“So you’re saying that the enslavement-”

“-is mental. And on one hand, the employed accept their chains from the hands of others. Outside influencers whose morals and mores may or may not be in line with their own. Whereas the self-employed has only the contents of their own heads to contend with. That is a much greater degree of freedom, as far as I’m concerned.”

“Independence versus interdependence.”

“Or complete dependence. Many folks enter into employment contracts that they then cling to for dear life, hanging onto some piece of flotsam that may or may not sink at any time. These people can work their whole lives, as hard they’re capable of, and still end up terminated and bereft.”


“Forsaken might be a better word. Either way, the amount of contribution an individual makes to their taskmaster’s organization is in no real way reflected in the amount of reward they’re capable of receiving.”

“And a self-employed person’s is?”

“Not at all!” Jack laughed. “Like I said, there are many more layers of responsibility draped over self-employed shoulders. Strategy, design, execution.They’re like tumblers in a lock, rumbling around, and they’ve got to line up just so in order to unlock success. Many self-employed or entrepreneurs lack the tools to pick those particular shackles open. But at least in the attempt, for whatever period of time they work away at them, they taste a purer form of freedom than they would under the thumb of some taskmaster.”


“So. Why celebrate employment? Congratulations, you’ve just been enslaved. Best of luck with that!”

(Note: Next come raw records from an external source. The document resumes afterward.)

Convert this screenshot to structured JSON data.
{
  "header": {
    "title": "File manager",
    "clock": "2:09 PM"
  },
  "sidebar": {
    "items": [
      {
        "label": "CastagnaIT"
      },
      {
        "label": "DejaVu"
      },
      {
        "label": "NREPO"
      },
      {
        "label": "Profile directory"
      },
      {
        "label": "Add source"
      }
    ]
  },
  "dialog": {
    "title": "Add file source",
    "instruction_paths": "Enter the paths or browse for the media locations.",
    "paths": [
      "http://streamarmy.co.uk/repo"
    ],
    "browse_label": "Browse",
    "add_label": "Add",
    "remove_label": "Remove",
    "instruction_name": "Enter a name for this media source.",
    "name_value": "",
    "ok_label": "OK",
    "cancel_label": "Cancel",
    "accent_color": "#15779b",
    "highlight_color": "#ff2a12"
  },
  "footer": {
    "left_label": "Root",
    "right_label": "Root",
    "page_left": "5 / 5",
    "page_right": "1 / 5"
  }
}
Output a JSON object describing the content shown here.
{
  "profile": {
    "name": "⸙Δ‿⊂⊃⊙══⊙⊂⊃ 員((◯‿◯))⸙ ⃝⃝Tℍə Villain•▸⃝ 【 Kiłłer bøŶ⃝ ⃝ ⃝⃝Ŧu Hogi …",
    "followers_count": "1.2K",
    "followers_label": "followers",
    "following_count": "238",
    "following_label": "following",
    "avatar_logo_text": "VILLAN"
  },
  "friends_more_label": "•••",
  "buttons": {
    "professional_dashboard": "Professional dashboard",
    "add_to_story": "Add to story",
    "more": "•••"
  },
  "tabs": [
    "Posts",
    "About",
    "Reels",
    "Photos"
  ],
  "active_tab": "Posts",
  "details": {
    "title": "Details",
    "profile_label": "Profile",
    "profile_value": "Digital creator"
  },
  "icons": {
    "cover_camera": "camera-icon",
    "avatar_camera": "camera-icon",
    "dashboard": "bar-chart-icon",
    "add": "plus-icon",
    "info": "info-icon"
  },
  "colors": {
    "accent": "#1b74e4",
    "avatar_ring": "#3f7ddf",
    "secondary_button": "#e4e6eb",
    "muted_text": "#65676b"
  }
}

Pater grumbled. “I still think you’re not giving it enough of a long view. What about the years you spent ‘enslaved’? How do justify those then?”

“I see where you’re getting at, old man. Everything is a means to an end if the participant is clever enough to have a plan of action. Most of us don’t, I think. We have our dreams, certainly, but as for a long-term vision for our futures? It’s hard enough to see what’s coming tomorrow and how to get through it, let alone five or ten years down the road. Some people, yes. Certainly. I was lucky to be one of them, to gain an extra level of awareness of my position and use it to my advantage. To free myself. I also never had a family to worry about. There are a lot of factors involved, Pater. Some people never wake up to it. Some people do and then reject it, seeing that kind of freedom as too much of a hassle, or an impossibility because they lack the skill or quickness to pull it off. Lots of factors.”

“Does it make them any less-”

“-human? No. If anything it’s simply one of those things. What’s worked for me doesn’t necessarily work for all, I know this.”

“Then we come to a reasonable conclusion. You’ve asked ‘why celebrate employment’, and now you’ve given yourself the answer.”

“I’m sorry?” Jack said, finishing his drink. “I must have missed it.”

“There must be some subset of humanity that has resigned themselves to the fate of employment. And in doing so they’ve created a culture where it’s something to be celebrated, and go through the motions whenever one of their number breaches that achievement. Much like a funeral, not everyone cares for the ceremony. Why not just toss the body into the garden and let the worms deal with it? It’s cultural.”

Jack nodded, slowly, then stood. His head was clear, despite the liquor that he’d been hammering it with for the past hour. He smiled down at Pater and shook the old man’s hand. “Thank you. I do appreciate you setting me straight like this.”

Pater smiled back, returning his young friend’s strong grip in kind. “My pleasure. When will I see you again?”

“Soon, old man. Soon.”


“Once you realize that all the rules are fake, that civility and morality are nothing more than the thinnest of membranes stretched over a chaotic swirling roil of puncturing needles and slashing blades, once you understand that life is for living and nothing more, then you begin to taste the first gentle snowdrops of freedom as they melt on your tongue.

“But there is an avalanche of liberty awaiting beyond that scant initial blush. The pursuit of it, the mad desire to ride its crest like a surfer does a breaking wave, to challenge it and risk being swallowed whole by it? That’s where it’s really at.”